  • verb
  • phrase

Synonyms for matter

be important

Synonyms

as a matter of fact

Synonyms

no matter

Synonyms

  • don't worry about it
  • never mind
  • it doesn't matter
  • don't apologise
  • it makes no difference or odds

Synonyms for matter

that which occupies space and can be perceived by the senses

that from which things are or can be made

what a speech, piece of writing, or artistic work is about

something to be done, considered, or dealt with

to be of significance or importance

Synonyms for matter

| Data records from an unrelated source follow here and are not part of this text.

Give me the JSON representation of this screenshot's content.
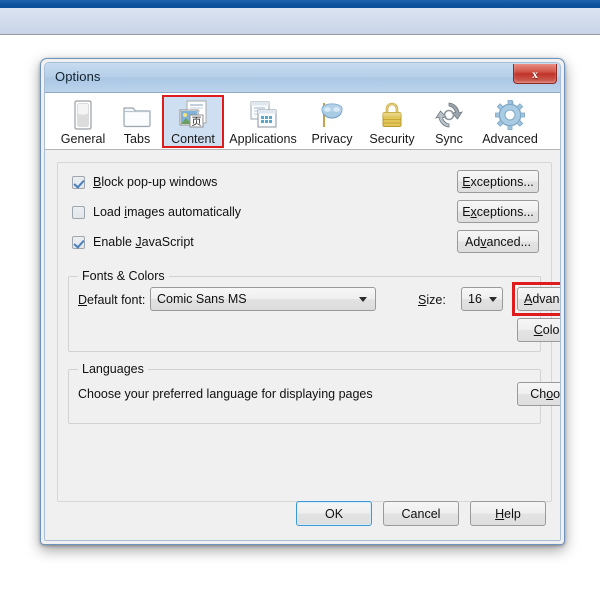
{
  "window": {
    "title": "Options",
    "close_label": "x",
    "close_icon": "close-icon"
  },
  "tabs": [
    {
      "label": "General",
      "icon": "window-pane-icon",
      "selected": false
    },
    {
      "label": "Tabs",
      "icon": "folder-tab-icon",
      "selected": false
    },
    {
      "label": "Content",
      "icon": "web-page-icon",
      "selected": true
    },
    {
      "label": "Applications",
      "icon": "app-windows-icon",
      "selected": false
    },
    {
      "label": "Privacy",
      "icon": "mask-icon",
      "selected": false
    },
    {
      "label": "Security",
      "icon": "padlock-icon",
      "selected": false
    },
    {
      "label": "Sync",
      "icon": "sync-arrows-icon",
      "selected": false
    },
    {
      "label": "Advanced",
      "icon": "gear-icon",
      "selected": false
    }
  ],
  "content": {
    "checkboxes": [
      {
        "label_pre": "B",
        "label_accel": "",
        "label": "Block pop-up windows",
        "accel_char": "B",
        "checked": true,
        "button": "Exceptions...",
        "button_accel": "E"
      },
      {
        "label": "Load images automatically",
        "accel_char": "i",
        "checked": false,
        "button": "Exceptions...",
        "button_accel": "x"
      },
      {
        "label": "Enable JavaScript",
        "accel_char": "J",
        "checked": true,
        "button": "Advanced...",
        "button_accel": "v"
      }
    ],
    "fonts_group": {
      "title": "Fonts & Colors",
      "default_font_label": "Default font:",
      "default_font_accel": "D",
      "default_font_value": "Comic Sans MS",
      "size_label": "Size:",
      "size_accel": "S",
      "size_value": "16",
      "advanced_button": "Advanced...",
      "advanced_accel": "A",
      "colors_button": "Colors...",
      "colors_accel": "C",
      "highlighted": "advanced-button"
    },
    "languages_group": {
      "title": "Languages",
      "description": "Choose your preferred language for displaying pages",
      "choose_button": "Choose...",
      "choose_accel": "o"
    }
  },
  "footer": {
    "ok": "OK",
    "cancel": "Cancel",
    "help": "Help",
    "help_accel": "H"
  },
  "colors": {
    "highlight_red": "#e01b1b",
    "selected_tab_bg": "#cfdff2",
    "dialog_bg": "#f0f0f0",
    "titlebar_blue": "#b6cfe9",
    "focus_blue": "#3c99d4",
    "check_blue": "#4a7ebb"
  }
}
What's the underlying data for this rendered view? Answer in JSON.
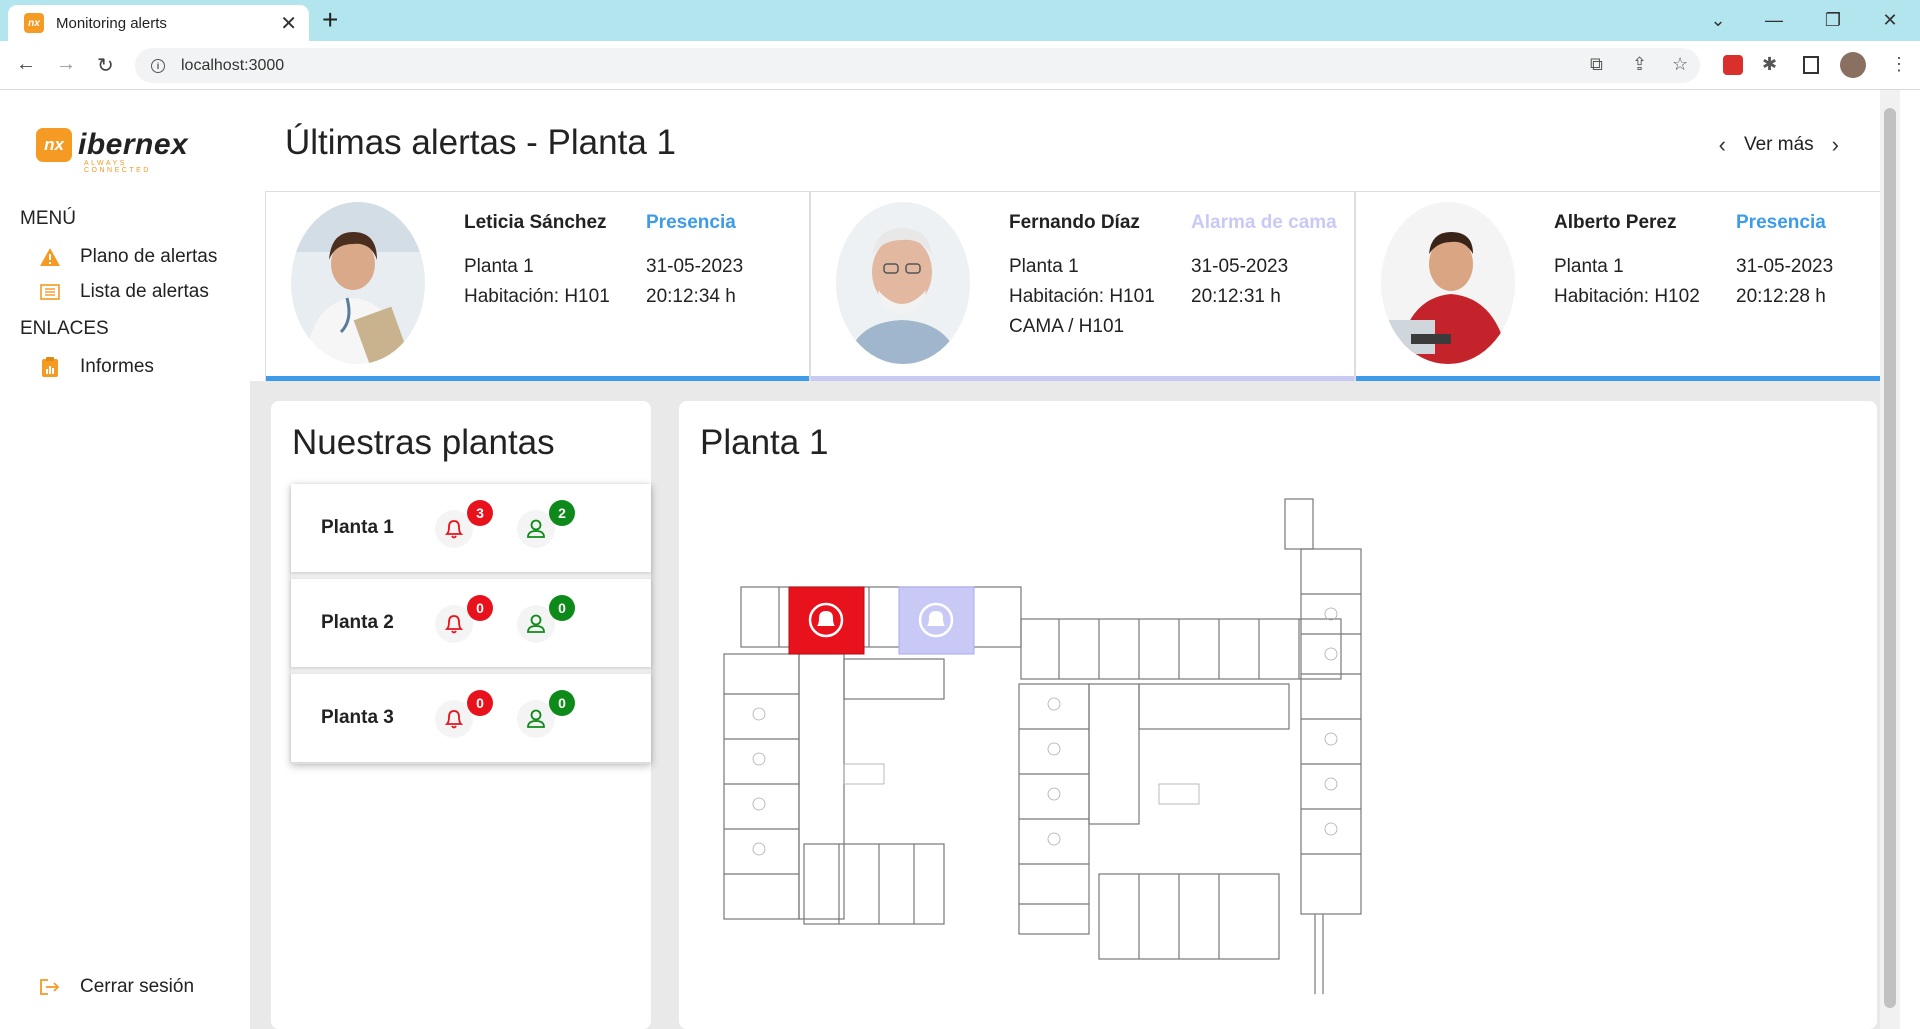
{
  "browser": {
    "tab_title": "Monitoring alerts",
    "url": "localhost:3000"
  },
  "sidebar": {
    "logo_text": "ibernex",
    "logo_tagline": "ALWAYS CONNECTED",
    "menu_header": "MENÚ",
    "menu_items": [
      {
        "label": "Plano de alertas",
        "icon": "warning-icon"
      },
      {
        "label": "Lista de alertas",
        "icon": "list-icon"
      }
    ],
    "links_header": "ENLACES",
    "link_items": [
      {
        "label": "Informes",
        "icon": "report-icon"
      }
    ],
    "logout_label": "Cerrar sesión"
  },
  "header": {
    "title": "Últimas alertas - Planta 1",
    "more_label": "Ver más"
  },
  "alerts": [
    {
      "name": "Leticia Sánchez",
      "type": "Presencia",
      "type_color": "#3d9be9",
      "floor": "Planta 1",
      "room": "Habitación: H101",
      "extra": "",
      "date": "31-05-2023",
      "time": "20:12:34 h",
      "bar_color": "#3d9be9"
    },
    {
      "name": "Fernando Díaz",
      "type": "Alarma de cama",
      "type_color": "#c9c9f5",
      "floor": "Planta 1",
      "room": "Habitación: H101",
      "extra": "CAMA / H101",
      "date": "31-05-2023",
      "time": "20:12:31 h",
      "bar_color": "#c9c9f5"
    },
    {
      "name": "Alberto Perez",
      "type": "Presencia",
      "type_color": "#3d9be9",
      "floor": "Planta 1",
      "room": "Habitación: H102",
      "extra": "",
      "date": "31-05-2023",
      "time": "20:12:28 h",
      "bar_color": "#3d9be9"
    }
  ],
  "plants_panel": {
    "title": "Nuestras plantas",
    "plants": [
      {
        "name": "Planta 1",
        "alerts": "3",
        "people": "2"
      },
      {
        "name": "Planta 2",
        "alerts": "0",
        "people": "0"
      },
      {
        "name": "Planta 3",
        "alerts": "0",
        "people": "0"
      }
    ]
  },
  "map_panel": {
    "title": "Planta 1"
  },
  "colors": {
    "accent": "#f59a23",
    "alert_red": "#e8121c",
    "people_green": "#0d8a1a",
    "presence_blue": "#3d9be9",
    "bed_alarm_lavender": "#c9c9f5"
  }
}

References in classic literature ?
Sounding almost all the harmonies of the modern lyre, he has, perhaps as a matter of course, some of the faults also, the "spasmodic" and other lapses, which from age to age, in successive changes of taste, have been the "defects" of excellent good "qualities.
But for this, while I should chide him I cannot do so, for of all the ways David has of making me to love him the most poignant is that he expects it of me as a matter of course.
As a matter of course, one was a boy, the other a girl, the former being called Cornelius, the other Rosa.
We leaped ten or fifteen-foot gaps as a matter of course.
The security (covering the amount borrowed) was accepted as a matter of course.
I had read sea-romances in my time, wherein figured, as a matter of course, the lone woman in the midst of a shipload of men; but I learned, now, that I had never comprehended the deeper significance of such a situation--the thing the writers harped upon and exploited so thoroughly.
Quite as a matter of course, Pollyanna came straight to her aunt's side and gave her an affectionate hug.
I had long since learnt to understand, composedly and as a matter of course, that my situation in life was considered a guarantee against any of my female pupils feeling more than the most ordinary interest in me, and that I was admitted among beautiful and captivating women much as a harmless domestic animal is admitted among them.
She took Jos's arm, as a matter of course, on going to dinner; she had sate by him on the box of his open carriage (a most tremendous "buck" he was, as he sat there, serene, in state, driving his greys), and though nobody said a word on the subject of the marriage, everybody seemed to understand it.